**About this task**: Copy each line of the entries below that contains the string "children".

**Material provided**:

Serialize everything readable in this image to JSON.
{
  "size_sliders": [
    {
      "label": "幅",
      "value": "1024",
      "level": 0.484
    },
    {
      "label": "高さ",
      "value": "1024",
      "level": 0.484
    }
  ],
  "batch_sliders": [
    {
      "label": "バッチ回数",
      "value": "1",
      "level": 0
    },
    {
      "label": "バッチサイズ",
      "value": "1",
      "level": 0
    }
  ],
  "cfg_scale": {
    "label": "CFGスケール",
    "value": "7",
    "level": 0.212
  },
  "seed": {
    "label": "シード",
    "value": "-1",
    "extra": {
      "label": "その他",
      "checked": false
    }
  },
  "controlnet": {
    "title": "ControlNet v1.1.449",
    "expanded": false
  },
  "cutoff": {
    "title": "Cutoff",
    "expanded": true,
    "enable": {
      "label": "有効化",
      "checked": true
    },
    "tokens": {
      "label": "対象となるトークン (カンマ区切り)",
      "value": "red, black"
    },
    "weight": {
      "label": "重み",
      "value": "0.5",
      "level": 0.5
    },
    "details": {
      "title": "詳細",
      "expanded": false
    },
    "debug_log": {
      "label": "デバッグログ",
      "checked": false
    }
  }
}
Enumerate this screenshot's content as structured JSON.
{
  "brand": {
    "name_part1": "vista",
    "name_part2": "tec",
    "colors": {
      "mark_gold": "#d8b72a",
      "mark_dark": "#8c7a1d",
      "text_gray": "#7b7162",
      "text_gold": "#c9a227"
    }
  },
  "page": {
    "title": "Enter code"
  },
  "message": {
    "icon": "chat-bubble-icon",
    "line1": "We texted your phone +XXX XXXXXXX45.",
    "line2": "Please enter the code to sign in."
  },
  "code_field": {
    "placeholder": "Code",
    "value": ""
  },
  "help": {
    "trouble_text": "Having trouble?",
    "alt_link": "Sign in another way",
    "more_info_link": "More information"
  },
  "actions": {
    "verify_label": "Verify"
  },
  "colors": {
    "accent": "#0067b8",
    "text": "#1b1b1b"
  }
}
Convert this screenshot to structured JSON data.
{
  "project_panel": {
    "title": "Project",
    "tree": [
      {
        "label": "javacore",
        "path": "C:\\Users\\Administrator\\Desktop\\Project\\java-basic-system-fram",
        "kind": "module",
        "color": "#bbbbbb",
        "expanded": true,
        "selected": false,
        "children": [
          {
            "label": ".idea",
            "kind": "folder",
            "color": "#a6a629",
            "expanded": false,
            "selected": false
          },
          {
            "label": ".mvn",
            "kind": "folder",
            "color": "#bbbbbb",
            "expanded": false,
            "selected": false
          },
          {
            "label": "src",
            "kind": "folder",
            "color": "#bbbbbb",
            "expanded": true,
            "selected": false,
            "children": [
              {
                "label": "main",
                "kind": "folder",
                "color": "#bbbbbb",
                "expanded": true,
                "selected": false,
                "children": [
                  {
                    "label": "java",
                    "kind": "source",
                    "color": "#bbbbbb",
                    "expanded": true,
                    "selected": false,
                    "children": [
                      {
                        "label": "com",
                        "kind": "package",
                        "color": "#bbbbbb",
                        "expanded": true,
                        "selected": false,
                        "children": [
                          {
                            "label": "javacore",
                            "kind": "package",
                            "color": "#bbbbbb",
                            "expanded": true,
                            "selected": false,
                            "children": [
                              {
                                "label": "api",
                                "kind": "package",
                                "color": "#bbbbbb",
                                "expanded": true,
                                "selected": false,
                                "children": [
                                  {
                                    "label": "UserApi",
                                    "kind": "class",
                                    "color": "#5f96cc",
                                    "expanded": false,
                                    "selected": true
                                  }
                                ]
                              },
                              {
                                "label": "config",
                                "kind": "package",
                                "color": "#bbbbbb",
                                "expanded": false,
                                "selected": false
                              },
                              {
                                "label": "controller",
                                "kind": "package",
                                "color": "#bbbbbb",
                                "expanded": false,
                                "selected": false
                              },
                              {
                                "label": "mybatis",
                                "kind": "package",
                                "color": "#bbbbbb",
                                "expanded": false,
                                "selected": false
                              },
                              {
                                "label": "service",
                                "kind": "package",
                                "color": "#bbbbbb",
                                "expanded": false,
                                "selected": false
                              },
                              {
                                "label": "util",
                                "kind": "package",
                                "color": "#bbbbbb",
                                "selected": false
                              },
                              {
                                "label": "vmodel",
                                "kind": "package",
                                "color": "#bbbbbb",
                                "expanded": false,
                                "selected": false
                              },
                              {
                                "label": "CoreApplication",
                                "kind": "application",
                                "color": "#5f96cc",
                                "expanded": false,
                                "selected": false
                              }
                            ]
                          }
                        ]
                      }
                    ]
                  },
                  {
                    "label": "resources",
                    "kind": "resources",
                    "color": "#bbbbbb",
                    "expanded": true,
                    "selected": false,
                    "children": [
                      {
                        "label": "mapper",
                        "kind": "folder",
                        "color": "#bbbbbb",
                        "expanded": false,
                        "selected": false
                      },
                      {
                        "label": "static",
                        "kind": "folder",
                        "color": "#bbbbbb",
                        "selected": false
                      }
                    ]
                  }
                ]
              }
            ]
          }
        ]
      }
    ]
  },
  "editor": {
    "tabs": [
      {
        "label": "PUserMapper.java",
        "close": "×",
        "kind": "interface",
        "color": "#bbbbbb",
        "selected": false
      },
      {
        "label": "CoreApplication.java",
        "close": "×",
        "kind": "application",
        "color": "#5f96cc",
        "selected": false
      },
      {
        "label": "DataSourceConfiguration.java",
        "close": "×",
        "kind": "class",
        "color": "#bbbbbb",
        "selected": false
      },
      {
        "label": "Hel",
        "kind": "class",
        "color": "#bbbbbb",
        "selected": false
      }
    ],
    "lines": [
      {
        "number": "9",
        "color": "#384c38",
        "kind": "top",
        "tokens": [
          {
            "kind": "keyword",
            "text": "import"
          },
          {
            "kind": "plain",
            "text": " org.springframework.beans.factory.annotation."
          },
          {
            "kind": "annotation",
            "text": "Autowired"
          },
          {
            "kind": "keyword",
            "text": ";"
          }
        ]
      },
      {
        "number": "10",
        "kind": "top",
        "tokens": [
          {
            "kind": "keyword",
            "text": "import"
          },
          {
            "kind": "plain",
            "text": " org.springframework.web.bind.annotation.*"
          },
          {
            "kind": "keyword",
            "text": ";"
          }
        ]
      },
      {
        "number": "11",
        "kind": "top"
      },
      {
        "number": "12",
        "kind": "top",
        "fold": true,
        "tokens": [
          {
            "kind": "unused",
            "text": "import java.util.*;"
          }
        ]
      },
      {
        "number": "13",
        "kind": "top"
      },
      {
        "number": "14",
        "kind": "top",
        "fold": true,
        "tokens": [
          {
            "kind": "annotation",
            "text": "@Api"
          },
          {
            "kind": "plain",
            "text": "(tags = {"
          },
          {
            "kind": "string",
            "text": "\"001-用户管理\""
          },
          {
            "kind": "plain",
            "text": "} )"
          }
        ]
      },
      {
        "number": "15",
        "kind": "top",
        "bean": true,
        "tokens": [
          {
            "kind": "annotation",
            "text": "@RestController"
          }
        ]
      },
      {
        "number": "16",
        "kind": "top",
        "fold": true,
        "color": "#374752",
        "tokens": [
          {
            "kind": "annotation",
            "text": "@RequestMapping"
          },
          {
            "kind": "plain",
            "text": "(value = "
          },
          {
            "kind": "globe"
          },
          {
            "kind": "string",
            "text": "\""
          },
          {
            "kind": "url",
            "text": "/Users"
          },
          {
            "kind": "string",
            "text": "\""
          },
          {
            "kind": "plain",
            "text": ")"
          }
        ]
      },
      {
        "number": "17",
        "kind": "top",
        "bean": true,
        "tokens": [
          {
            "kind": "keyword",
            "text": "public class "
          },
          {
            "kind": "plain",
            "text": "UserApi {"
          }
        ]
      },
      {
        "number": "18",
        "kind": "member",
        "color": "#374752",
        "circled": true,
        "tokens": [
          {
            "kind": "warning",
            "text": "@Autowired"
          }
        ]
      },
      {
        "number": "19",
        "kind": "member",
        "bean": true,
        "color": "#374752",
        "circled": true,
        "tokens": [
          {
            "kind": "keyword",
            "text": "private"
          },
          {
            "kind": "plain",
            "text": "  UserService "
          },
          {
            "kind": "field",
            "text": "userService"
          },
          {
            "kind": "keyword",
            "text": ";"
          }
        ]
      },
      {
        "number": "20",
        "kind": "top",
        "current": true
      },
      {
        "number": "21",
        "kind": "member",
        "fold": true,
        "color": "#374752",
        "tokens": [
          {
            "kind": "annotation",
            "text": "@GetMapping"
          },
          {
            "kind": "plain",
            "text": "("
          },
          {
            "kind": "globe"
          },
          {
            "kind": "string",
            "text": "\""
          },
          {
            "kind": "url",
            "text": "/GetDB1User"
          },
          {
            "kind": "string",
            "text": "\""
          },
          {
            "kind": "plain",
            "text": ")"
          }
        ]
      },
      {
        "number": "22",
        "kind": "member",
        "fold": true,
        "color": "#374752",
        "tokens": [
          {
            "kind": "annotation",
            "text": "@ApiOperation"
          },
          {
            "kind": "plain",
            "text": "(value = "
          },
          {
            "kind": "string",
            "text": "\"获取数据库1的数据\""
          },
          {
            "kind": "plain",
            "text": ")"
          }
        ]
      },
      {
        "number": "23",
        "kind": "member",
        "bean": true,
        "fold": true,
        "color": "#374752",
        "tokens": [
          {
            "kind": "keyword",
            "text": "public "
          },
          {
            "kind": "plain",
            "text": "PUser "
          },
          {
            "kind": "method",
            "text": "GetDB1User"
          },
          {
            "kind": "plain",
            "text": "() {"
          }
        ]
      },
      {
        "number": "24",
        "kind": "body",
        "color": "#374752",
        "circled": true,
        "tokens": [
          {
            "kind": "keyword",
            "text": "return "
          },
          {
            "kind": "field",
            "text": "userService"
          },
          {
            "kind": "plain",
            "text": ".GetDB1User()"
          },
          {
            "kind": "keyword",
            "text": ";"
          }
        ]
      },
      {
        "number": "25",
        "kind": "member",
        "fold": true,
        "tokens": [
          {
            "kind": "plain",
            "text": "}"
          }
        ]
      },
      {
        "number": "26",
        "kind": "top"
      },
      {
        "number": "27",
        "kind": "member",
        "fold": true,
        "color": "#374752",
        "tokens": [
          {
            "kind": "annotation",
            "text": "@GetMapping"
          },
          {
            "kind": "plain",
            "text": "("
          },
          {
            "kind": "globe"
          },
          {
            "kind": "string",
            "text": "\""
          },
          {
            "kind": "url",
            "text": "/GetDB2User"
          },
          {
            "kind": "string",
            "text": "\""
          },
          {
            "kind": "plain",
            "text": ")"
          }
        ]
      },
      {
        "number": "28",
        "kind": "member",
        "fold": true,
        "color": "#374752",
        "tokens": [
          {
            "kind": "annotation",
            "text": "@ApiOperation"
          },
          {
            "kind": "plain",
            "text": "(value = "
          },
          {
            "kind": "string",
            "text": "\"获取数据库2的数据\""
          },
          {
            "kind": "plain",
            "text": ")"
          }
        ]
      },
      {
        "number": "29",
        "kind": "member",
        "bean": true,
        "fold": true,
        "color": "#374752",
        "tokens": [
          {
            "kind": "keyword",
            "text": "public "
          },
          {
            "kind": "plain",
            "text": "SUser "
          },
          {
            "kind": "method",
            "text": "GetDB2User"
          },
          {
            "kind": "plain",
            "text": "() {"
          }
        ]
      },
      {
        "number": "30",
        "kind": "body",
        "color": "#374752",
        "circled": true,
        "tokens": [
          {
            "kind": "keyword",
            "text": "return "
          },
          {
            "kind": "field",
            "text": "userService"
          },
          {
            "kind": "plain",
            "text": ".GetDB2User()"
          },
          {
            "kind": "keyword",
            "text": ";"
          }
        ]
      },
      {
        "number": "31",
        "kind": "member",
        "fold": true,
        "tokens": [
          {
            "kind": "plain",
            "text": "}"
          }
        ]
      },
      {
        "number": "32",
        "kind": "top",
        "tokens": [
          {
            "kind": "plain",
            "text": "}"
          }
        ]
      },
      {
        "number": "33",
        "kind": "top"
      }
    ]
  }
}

**Finished task**:
        "children": [
            "children": [
                "children": [
                    "children": [
                        "children": [
                            "children": [
                                "children": [
                    "children": [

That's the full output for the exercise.